OMAHA, Neb. — College student and “good guy” with a gun James Watson was furious today after the latest in his series of romantic rejections, leading him to take a stand against women and their alleged desire to date “bad guys” with guns.
“I’m a nice guy who can make a woman laugh, and I also own multiple guns — so if they didn’t like someone, I could blow their frickin’ head off. But somehow, women refuse to have sex with me, and that’s wrong,” said Watson while taking a break from a marathon 4Chan session. “That Aurora guy had chicks worshipping him after that whole thing, and yet I’m treated like some sort of sick freak… even though I have guns way more powerful than his.”
“Maybe I just have to do something drastic in a department store during the holidays. I bet they’d want me then,” he added.
While Watson only recently publicized his complaints, he has a history of trouble with women, according to longtime friend Jack Keller.

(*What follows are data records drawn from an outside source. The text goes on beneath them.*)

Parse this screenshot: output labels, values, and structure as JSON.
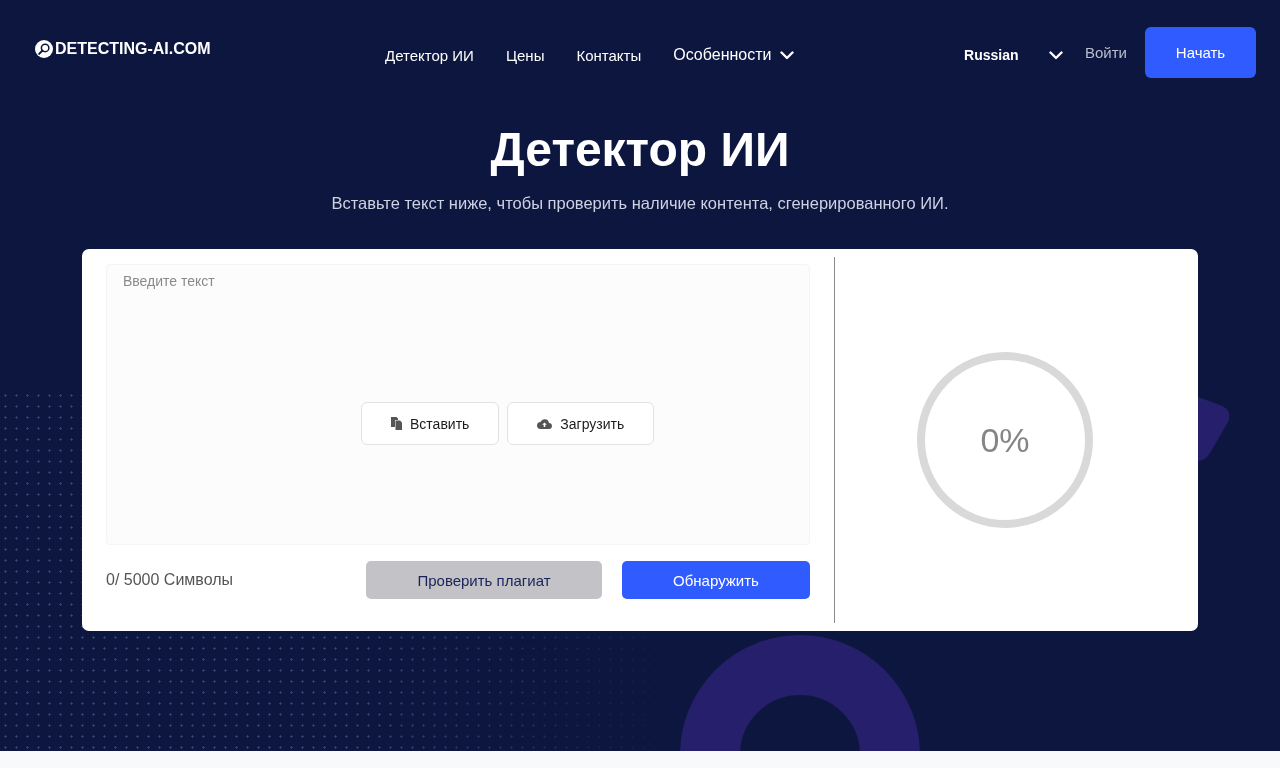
{
  "header": {
    "logo": {
      "text": "DETECTING-AI.COM"
    },
    "nav": [
      {
        "label": "Детектор ИИ",
        "kind": "link"
      },
      {
        "label": "Цены",
        "kind": "link"
      },
      {
        "label": "Контакты",
        "kind": "link"
      },
      {
        "label": "Особенности",
        "kind": "dropdown"
      }
    ],
    "language": "Russian",
    "login": "Войти",
    "cta": "Начать"
  },
  "hero": {
    "title": "Детектор ИИ",
    "subtitle": "Вставьте текст ниже, чтобы проверить наличие контента, сгенерированного ИИ."
  },
  "detector": {
    "input": {
      "placeholder": "Введите текст"
    },
    "actions": [
      {
        "label": "Вставить",
        "kind": "paste"
      },
      {
        "label": "Загрузить",
        "kind": "upload"
      }
    ],
    "char_count": "0/ 5000 Символы",
    "buttons": [
      {
        "label": "Проверить плагиат",
        "kind": "secondary"
      },
      {
        "label": "Обнаружить",
        "kind": "primary"
      }
    ],
    "score": "0%"
  }
}
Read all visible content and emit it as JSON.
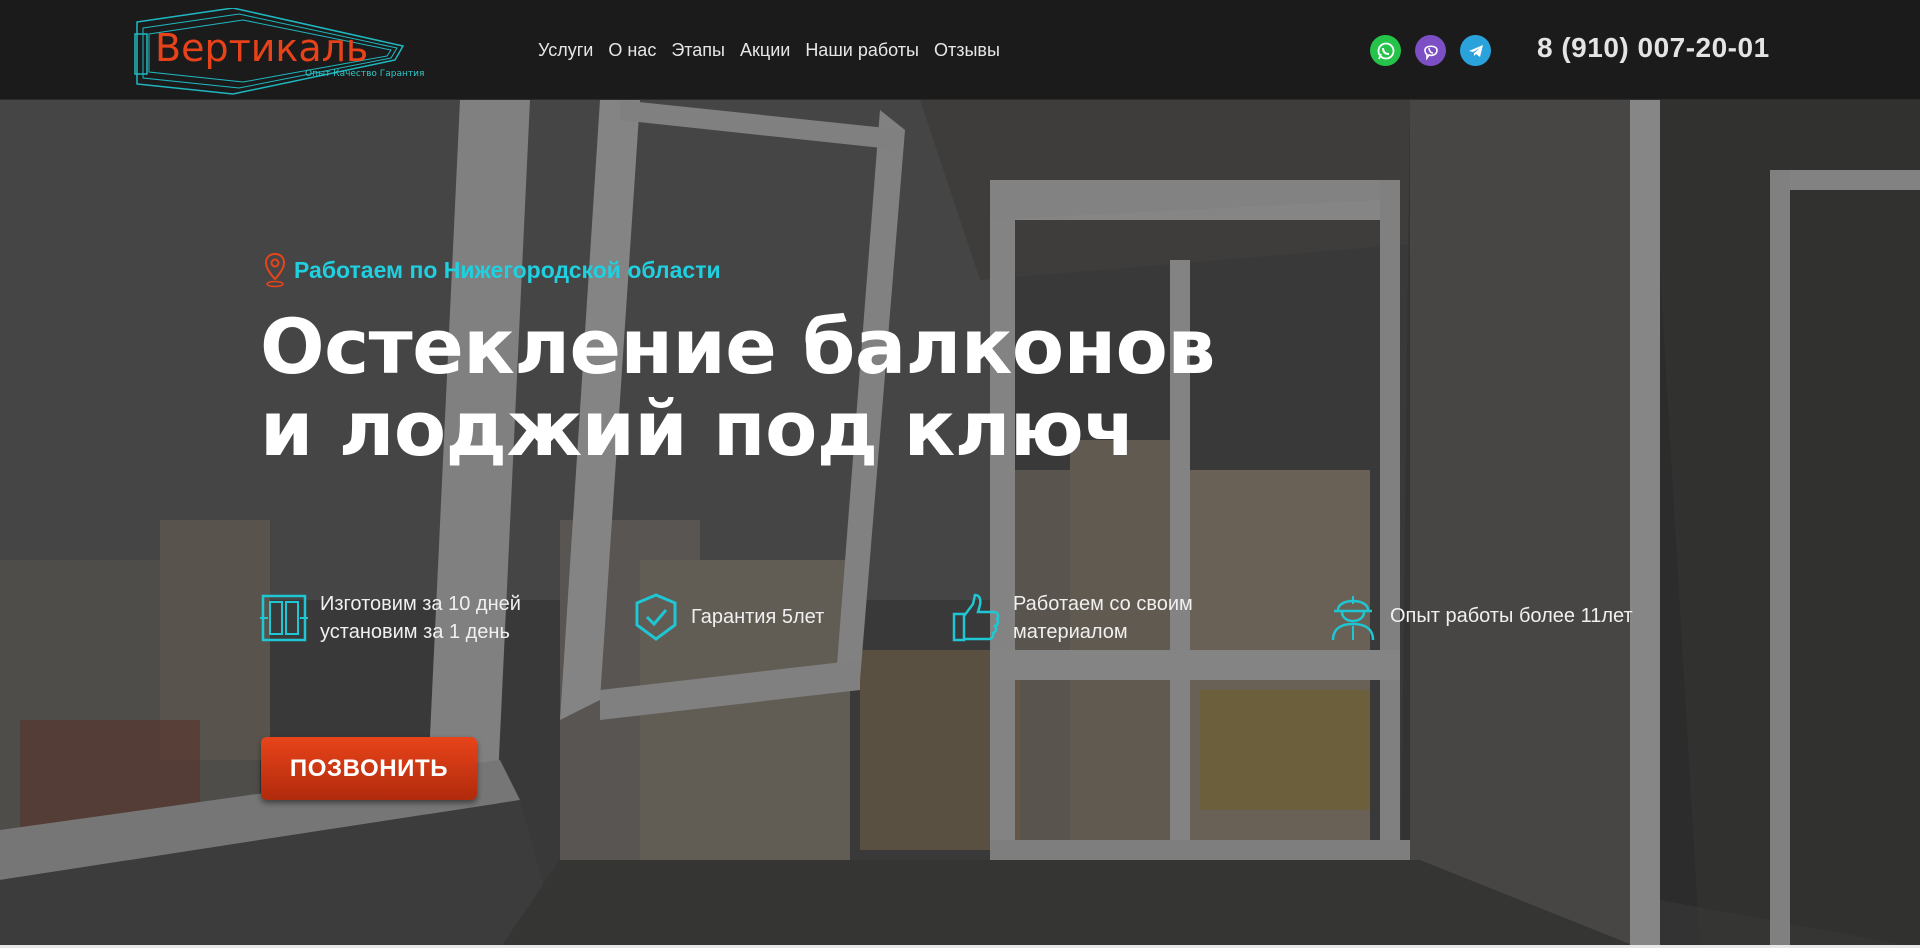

“As long as I’ve known James, he’s made women uncomfortable,” Keller said. “In high school, he was nice to girls: complimented them, called them ‘m’lady,’ asked them before going in for a hug. Harmless, I guess. Then he got angry, like he felt girls wronged him, which made me a little concerned. But when his step dad bought him a gun after he got really into infamous mass shooters, I was relieved — he successfully channeled his anger against women into the desire to shoot mentally ill gun owners, and that’s super admirable.”
Fellow students, however, have criticized Watson’s behavior. Senior Ashley Thompson struggles to see why anyone would want Watson over a “hot, bangable, damaged bad boy” with a gun.
“He comes to lecture everyday in bootcut jeans with a small, embarrassing gun on his hip. It’s laughable,” Thompson said. “Sorry, loser. I want a rebel with a big gun and a bump stock — baddies like Stephen Paddock and David Long. Yum, yum.”
While Watson’s position has resonated with campus gun owners who also feel that women owe them attention, some believe these young men pose a serious threat.
“No, please — don’t entertain them, don’t enable this. It needs to stop immediately,” said psychology professor Audrey Carter. “They’re mobilizing. A militia of romantically scorned, unstable gun owners is dangerous. And now they think women crave mass shooters? This is really, really bad. A lot of people will die.”
The “Good Guys With Guns And Now a Plan” cohort will hold its first student club meeting this Thursday at 7 p.m. in Tenor Hall, room 217.